Wisconsin Supreme Court confirms that interpretation of policy language is ordinarily an issue of law for the court
Wisconsin insurance coverage cases frequently recite the maxim that the interpretation of insurance policy language presents a legal issue for the court (rather than a jury) to resolve. This principle was challenged in Fontana Builders v. Assurance Company of America.
In that case, Fontana Builders purchased builders risk insurance coverage through Assurance Co. of America for a home project. That policy stated that coverage ended when “permanent property insurance applies.” James Accola, Fontana’s president and the prospective purchaser of the home, purchased property insurance from Chubb Insurance Co. on the home and its contents. A fire subsequently occurred, damaging the property.
Fontana tendered the loss to Assurant, who denied coverage, contending that coverage had terminated since Mr. Accola had acquired property insurance. Fontana ultimately filed suit. The trial court submitted the issue of whether the property insurance acquired from Chubb was “permanent property insurance,” to the jury. The jury concluded that it was, thereby terminating the builder’s risk coverage. An appeal was filed.

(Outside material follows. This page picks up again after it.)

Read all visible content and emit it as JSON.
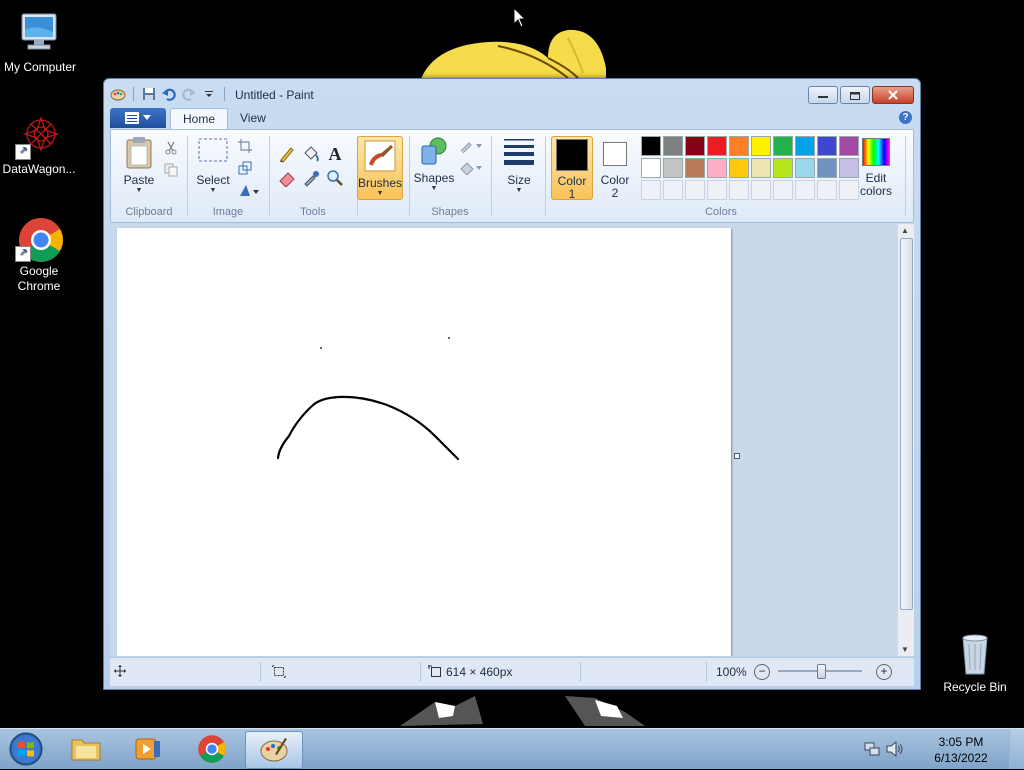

The Wisconsin Supreme Court reversed. The court first considered whether the proper interpretation of the builder’s risk policy was an issue for the jury to resolve, or a legal issue for the court. The court noted that prior Wisconsin authority seemed to permit use of extrinsic evidence to interpret insurance policies and that, when such evidence is considered, a jury issue is presented. The court ultimately held, however, that “interpretation of an insurance contract becomes a question for the jury only when necessary to resolve factual disputes about the parties’ understandings at the time they entered into the contract.” Conversely, when a dispute turns upon application of the policy language to a set of underlying facts, only a legal issue is presented and the court must interpret the policy as a matter of law. Since the parties did not argue that they had different understandings of the policy language when the policy was issued, the interpretation of the language in this case presented a pure question of law for the court.
Turning to the proper interpretation of the policy termination provisions, the court noted that those provisions addressed situations where the builder’s interest in the property changes. The court noted that Fontana Builders and Mr. Accola had different interests in the property. Fontana’s interest was in the building materials, the finished structure and value added by its work, while Mr. Accola’s interest was in the home as its future owner. Since Mr. Accola’s purchase of property insurance to protect his interest in the property did not affect Fontana Builder’s interest in the property, the provision referring to “permanent property insurance” did not apply and the policy did not terminate when Mr. Accola purchased his policy. The case was remanded for determination of Fontana Builder’s remaining damages.
This case serves as a useful reminder to courts and coverage litigators that the interpretation of policy language to undisputed facts presents a purely legal issue that judges can and should resolve on summary judgment. In contrast, a trial is only proper to resolve disputed contentions regarding intent of the parties at the time the policy was obtained.